     The work with my other informants took the form of participant observation with less in-depth communication.  This is due to the nature of the other research subjects.  One of these was a group of people with their healing practice focused on weekly meetings of the group.  Because of this group dynamic, I focused more on the group than on individuals and assumed the role of group participant as a qigong practitioner.  Another subject was a professional in a healing modality which requires formal education and licensing and limited the role I could assume to interviewer or participant observation in the status of patient.
     From these various roles and statuses I was able to gain a fuller picture of the healing process and of the similarities and differences between the approaches used by each of these individuals.  The concept of the energetics of the human body were all very similar in all approaches.  The similarity of some of the energetic healing techniques among the subjects was quite an interesting occurrence as well.
     The main emphasis of all the methods is grounded in prevention and maintenance of health.  A common belief of all of my subjects was that they could initially help a patient,  but ultimately the patients' health has to be the patients responsibility.  Americans taking responsibility for their own health would most certainly help to resolve our current and expensive cure based philosophy.
In our own era, even after the development of scientific medicine, the idea of an approach to health based on curing, even of miracle cures (think of the term "medical miracle" as it is applied to the latest surgical intervention) has persisted. It is still a seductive dream.  Cures are sought that can compensate, not for unknown or misunderstood causes of illness, but for well-known abuses the body

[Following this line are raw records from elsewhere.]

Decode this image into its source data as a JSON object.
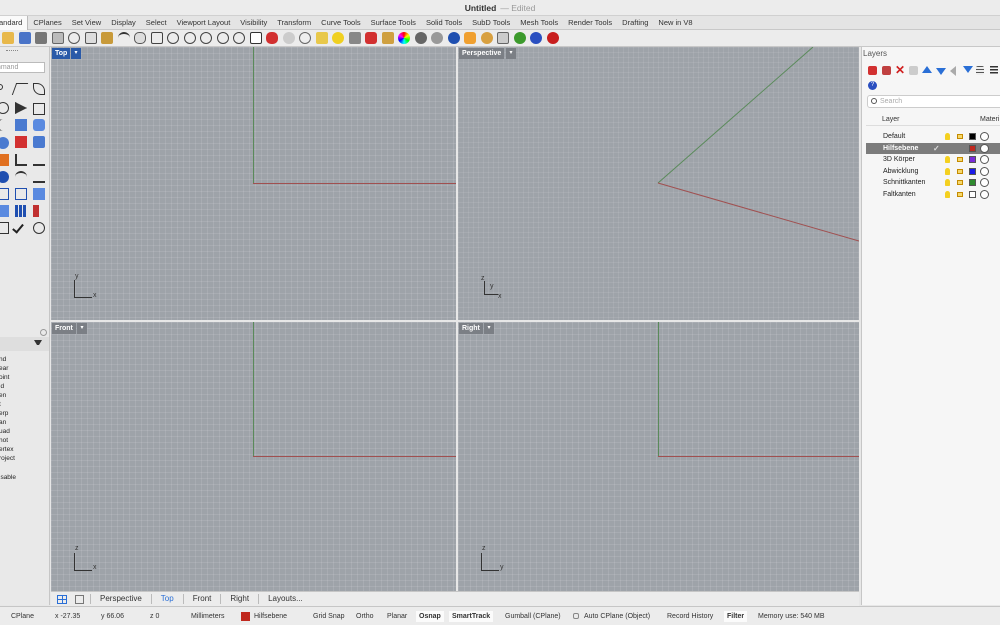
{
  "window": {
    "title": "Untitled",
    "edited": "— Edited"
  },
  "tabs": [
    "andard",
    "CPlanes",
    "Set View",
    "Display",
    "Select",
    "Viewport Layout",
    "Visibility",
    "Transform",
    "Curve Tools",
    "Surface Tools",
    "Solid Tools",
    "SubD Tools",
    "Mesh Tools",
    "Render Tools",
    "Drafting",
    "New in V8"
  ],
  "command": {
    "placeholder": "mmand"
  },
  "osnaps": [
    "nd",
    "ear",
    "oint",
    "id",
    "en",
    "t",
    "erp",
    "an",
    "uad",
    "not",
    "ertex",
    "roject",
    "isable"
  ],
  "viewports": {
    "top": {
      "label": "Top"
    },
    "perspective": {
      "label": "Perspective"
    },
    "front": {
      "label": "Front"
    },
    "right": {
      "label": "Right"
    }
  },
  "viewport_tabs": [
    "Perspective",
    "Top",
    "Front",
    "Right",
    "Layouts..."
  ],
  "layers_panel": {
    "title": "Layers",
    "search_placeholder": "Search",
    "col_layer": "Layer",
    "col_material": "Materi",
    "layers": [
      {
        "name": "Default",
        "color": "#000000"
      },
      {
        "name": "Hilfsebene",
        "color": "#c0281e"
      },
      {
        "name": "3D Körper",
        "color": "#7a2bd8"
      },
      {
        "name": "Abwicklung",
        "color": "#1a1ae8"
      },
      {
        "name": "Schnittkanten",
        "color": "#2e8a2e"
      },
      {
        "name": "Faltkanten",
        "color": "#ffffff"
      }
    ]
  },
  "status": {
    "cplane": "CPlane",
    "x": "x -27.35",
    "y": "y 66.06",
    "z": "z 0",
    "units": "Millimeters",
    "layer": "Hilfsebene",
    "layer_color": "#c0281e",
    "grid_snap": "Grid Snap",
    "ortho": "Ortho",
    "planar": "Planar",
    "osnap": "Osnap",
    "smarttrack": "SmartTrack",
    "gumball": "Gumball (CPlane)",
    "auto_cplane": "Auto CPlane (Object)",
    "record_history": "Record History",
    "filter": "Filter",
    "memory": "Memory use: 540 MB"
  }
}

the individual and society have themselves perpetuated--correcting at a stroke the effects of cigarette smoking, or of breathing polluted air, or of working in an unhealthy workplace over a period of years.
(1995 Kovner 13)

Chapter 4